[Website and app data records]
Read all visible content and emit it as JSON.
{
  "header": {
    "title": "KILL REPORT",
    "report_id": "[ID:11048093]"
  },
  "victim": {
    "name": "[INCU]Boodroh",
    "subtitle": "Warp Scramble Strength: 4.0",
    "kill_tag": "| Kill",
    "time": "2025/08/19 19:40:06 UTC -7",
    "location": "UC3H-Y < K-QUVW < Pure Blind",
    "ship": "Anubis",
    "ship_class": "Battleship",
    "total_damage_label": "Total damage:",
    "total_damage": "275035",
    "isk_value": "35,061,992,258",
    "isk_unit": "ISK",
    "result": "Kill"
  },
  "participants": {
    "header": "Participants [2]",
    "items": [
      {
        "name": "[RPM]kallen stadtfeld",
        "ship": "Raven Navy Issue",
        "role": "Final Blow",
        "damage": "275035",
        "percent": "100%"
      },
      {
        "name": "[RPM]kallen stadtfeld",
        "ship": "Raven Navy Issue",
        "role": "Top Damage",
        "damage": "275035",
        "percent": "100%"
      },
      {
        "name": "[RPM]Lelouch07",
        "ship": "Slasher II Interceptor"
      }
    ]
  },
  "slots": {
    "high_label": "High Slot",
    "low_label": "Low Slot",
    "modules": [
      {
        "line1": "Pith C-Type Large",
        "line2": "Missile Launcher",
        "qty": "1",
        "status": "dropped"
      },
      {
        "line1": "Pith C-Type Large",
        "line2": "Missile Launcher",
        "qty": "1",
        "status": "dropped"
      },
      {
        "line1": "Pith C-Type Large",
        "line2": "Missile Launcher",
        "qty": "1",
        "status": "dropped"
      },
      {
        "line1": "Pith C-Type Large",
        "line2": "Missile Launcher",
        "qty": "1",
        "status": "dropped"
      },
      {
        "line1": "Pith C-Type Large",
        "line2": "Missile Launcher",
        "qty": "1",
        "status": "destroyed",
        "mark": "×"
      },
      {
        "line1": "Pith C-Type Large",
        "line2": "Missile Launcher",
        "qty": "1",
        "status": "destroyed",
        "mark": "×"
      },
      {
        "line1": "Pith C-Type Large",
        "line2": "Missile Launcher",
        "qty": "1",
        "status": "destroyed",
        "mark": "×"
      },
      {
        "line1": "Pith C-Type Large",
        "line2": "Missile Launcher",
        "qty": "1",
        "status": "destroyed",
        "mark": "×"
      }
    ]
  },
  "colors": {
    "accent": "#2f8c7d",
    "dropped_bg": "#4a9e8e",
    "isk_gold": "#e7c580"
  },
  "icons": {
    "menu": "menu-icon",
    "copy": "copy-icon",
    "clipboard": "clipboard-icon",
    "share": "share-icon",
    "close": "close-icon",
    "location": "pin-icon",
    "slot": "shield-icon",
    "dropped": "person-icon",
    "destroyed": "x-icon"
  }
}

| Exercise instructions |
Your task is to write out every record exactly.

| Written solution |
Read all visible content and emit it as JSON.
{
  "header": {
    "title": "KILL REPORT",
    "report_id": "[ID:11048093]"
  },
  "victim": {
    "name": "[INCU]Boodroh",
    "subtitle": "Warp Scramble Strength: 4.0",
    "kill_tag": "| Kill",
    "time": "2025/08/19 19:40:06 UTC -7",
    "location": "UC3H-Y < K-QUVW < Pure Blind",
    "ship": "Anubis",
    "ship_class": "Battleship",
    "total_damage_label": "Total damage:",
    "total_damage": "275035",
    "isk_value": "35,061,992,258",
    "isk_unit": "ISK",
    "result": "Kill"
  },
  "participants": {
    "header": "Participants [2]",
    "items": [
      {
        "name": "[RPM]kallen stadtfeld",
        "ship": "Raven Navy Issue",
        "role": "Final Blow",
        "damage": "275035",
        "percent": "100%"
      },
      {
        "name": "[RPM]kallen stadtfeld",
        "ship": "Raven Navy Issue",
        "role": "Top Damage",
        "damage": "275035",
        "percent": "100%"
      },
      {
        "name": "[RPM]Lelouch07",
        "ship": "Slasher II Interceptor"
      }
    ]
  },
  "slots": {
    "high_label": "High Slot",
    "low_label": "Low Slot",
    "modules": [
      {
        "line1": "Pith C-Type Large",
        "line2": "Missile Launcher",
        "qty": "1",
        "status": "dropped"
      },
      {
        "line1": "Pith C-Type Large",
        "line2": "Missile Launcher",
        "qty": "1",
        "status": "dropped"
      },
      {
        "line1": "Pith C-Type Large",
        "line2": "Missile Launcher",
        "qty": "1",
        "status": "dropped"
      },
      {
        "line1": "Pith C-Type Large",
        "line2": "Missile Launcher",
        "qty": "1",
        "status": "dropped"
      },
      {
        "line1": "Pith C-Type Large",
        "line2": "Missile Launcher",
        "qty": "1",
        "status": "destroyed",
        "mark": "×"
      },
      {
        "line1": "Pith C-Type Large",
        "line2": "Missile Launcher",
        "qty": "1",
        "status": "destroyed",
        "mark": "×"
      },
      {
        "line1": "Pith C-Type Large",
        "line2": "Missile Launcher",
        "qty": "1",
        "status": "destroyed",
        "mark": "×"
      },
      {
        "line1": "Pith C-Type Large",
        "line2": "Missile Launcher",
        "qty": "1",
        "status": "destroyed",
        "mark": "×"
      }
    ]
  },
  "colors": {
    "accent": "#2f8c7d",
    "dropped_bg": "#4a9e8e",
    "isk_gold": "#e7c580"
  },
  "icons": {
    "menu": "menu-icon",
    "copy": "copy-icon",
    "clipboard": "clipboard-icon",
    "share": "share-icon",
    "close": "close-icon",
    "location": "pin-icon",
    "slot": "shield-icon",
    "dropped": "person-icon",
    "destroyed": "x-icon"
  }
}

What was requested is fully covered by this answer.